Although the list of factors contributing to bee decline are also applicable to the South African context, the sustainability report emphasises the need for enough forage to maintain bee colonies. Due to the differences in geographical distribution the various bee species depend on a variety of flowering plants as forage. In the Western Cape, bees mostly search for indigenous fynbos flowers such as Proteas and Ericas, whereas in the Eastern Cape aloes provide a large portion of bee forage. In the northern regions, during the winter, indigenous thorn tree flowers serve as forage when little else is in bloom. Indigenous and alien weeds also provide forage in the various provinces. In addition, agricultural crops such as canola, sunflower, lucerne and fruit trees play an important role in ensuring there is enough forage for bees throughout the year.
Research has shown that beekeepers in all provinces rely on Australian eucalypts as a forage resource for their honeybees. Eucalyptus trees provide a reliable food source because different species flower at various times of the year. However, these trees are considered an invasive species that utilities a large amount of water. In recent years, the Department of Agriculture, Forestry and Fisheries (DAFF) has embarked on a large-scale project to remove eucalypts. Although water resources are vital to sustain the agricultural industry, the removal of these trees has also contributed to the reduction of bee forage.
Natural disasters such as fires and drought pose a major risk to the beekeeping industry. The 2017 Knysna fires, for example, had devastating effects on the local beekeeping industry and major losses were reported. The forage loss will take at least five years to recover. The ongoing drought in most provinces has also had a detrimental effect on bee forage.
Theft and vandalism
Theft and vandalism are major problems affecting beekeepers as they continuously struggle to find secure sites for their hives. There is a significant link between forage and vandalism. Good bee forage may exist, but if the bees are not safe on the specific site, having good forage is meaningless.
While man-made vandalism is the biggest concern, other natural predators, such as baboons, ants and honey badgers, also cause a significant threat to honeybees. Less than 5% of beekeepers own their own land. Beekeepers are therefore reliant on the goodwill of other landowners for their beekeeping activities. Hives are often quite exposed and beekeepers are discouraged as they struggle to make ends meet with the great impact of theft and vandalism.

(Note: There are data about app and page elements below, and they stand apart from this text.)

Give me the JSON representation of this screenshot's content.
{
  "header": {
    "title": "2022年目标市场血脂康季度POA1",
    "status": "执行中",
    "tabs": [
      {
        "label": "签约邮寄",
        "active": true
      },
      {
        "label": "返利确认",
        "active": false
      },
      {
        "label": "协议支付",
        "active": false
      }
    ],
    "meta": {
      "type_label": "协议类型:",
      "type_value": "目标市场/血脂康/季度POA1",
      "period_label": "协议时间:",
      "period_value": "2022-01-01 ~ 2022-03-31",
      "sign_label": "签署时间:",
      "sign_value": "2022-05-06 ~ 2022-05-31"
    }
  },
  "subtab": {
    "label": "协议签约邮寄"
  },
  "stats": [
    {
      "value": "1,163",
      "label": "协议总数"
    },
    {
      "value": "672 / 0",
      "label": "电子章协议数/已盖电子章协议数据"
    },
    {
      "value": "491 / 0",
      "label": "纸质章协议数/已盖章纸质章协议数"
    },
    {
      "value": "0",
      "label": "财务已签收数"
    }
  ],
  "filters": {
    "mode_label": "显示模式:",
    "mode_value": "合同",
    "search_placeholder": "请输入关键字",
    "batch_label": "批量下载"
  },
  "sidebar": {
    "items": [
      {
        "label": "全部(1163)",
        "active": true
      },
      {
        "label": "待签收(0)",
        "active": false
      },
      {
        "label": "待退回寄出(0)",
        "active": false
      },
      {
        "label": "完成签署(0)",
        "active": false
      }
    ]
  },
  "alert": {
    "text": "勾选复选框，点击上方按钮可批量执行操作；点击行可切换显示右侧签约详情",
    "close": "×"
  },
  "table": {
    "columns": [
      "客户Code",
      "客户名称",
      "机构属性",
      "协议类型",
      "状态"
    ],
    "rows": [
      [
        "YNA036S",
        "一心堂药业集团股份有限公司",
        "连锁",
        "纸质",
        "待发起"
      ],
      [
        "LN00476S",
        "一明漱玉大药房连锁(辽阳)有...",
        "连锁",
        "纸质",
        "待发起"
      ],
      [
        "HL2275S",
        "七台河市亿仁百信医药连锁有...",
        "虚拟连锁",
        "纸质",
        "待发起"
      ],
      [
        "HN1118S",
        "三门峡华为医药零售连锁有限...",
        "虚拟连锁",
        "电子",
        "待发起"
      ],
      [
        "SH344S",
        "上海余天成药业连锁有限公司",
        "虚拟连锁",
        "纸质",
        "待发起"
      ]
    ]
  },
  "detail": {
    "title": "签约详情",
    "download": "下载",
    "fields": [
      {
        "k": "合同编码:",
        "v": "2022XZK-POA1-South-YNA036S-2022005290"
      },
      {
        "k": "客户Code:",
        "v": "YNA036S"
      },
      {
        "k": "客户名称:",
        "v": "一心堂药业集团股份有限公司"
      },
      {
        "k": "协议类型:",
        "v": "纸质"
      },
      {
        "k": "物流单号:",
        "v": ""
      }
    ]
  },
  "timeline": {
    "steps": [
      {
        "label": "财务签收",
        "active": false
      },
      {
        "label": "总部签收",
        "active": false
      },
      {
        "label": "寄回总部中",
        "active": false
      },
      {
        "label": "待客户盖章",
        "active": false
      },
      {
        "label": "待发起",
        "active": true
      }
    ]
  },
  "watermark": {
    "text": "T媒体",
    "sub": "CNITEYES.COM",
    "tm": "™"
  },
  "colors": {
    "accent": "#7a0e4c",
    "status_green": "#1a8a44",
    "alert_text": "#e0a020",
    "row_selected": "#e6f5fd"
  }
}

According to the UNEP report, honeybee hives have increased globally by close to 45% in the last 50 years; declines have mostly been reported in North America and Western Europe. However, human activities and other environmental impacts do affect bees and it is our duty to promote the stewardship of bees and other pollinators. – Ursula Human, FarmBiz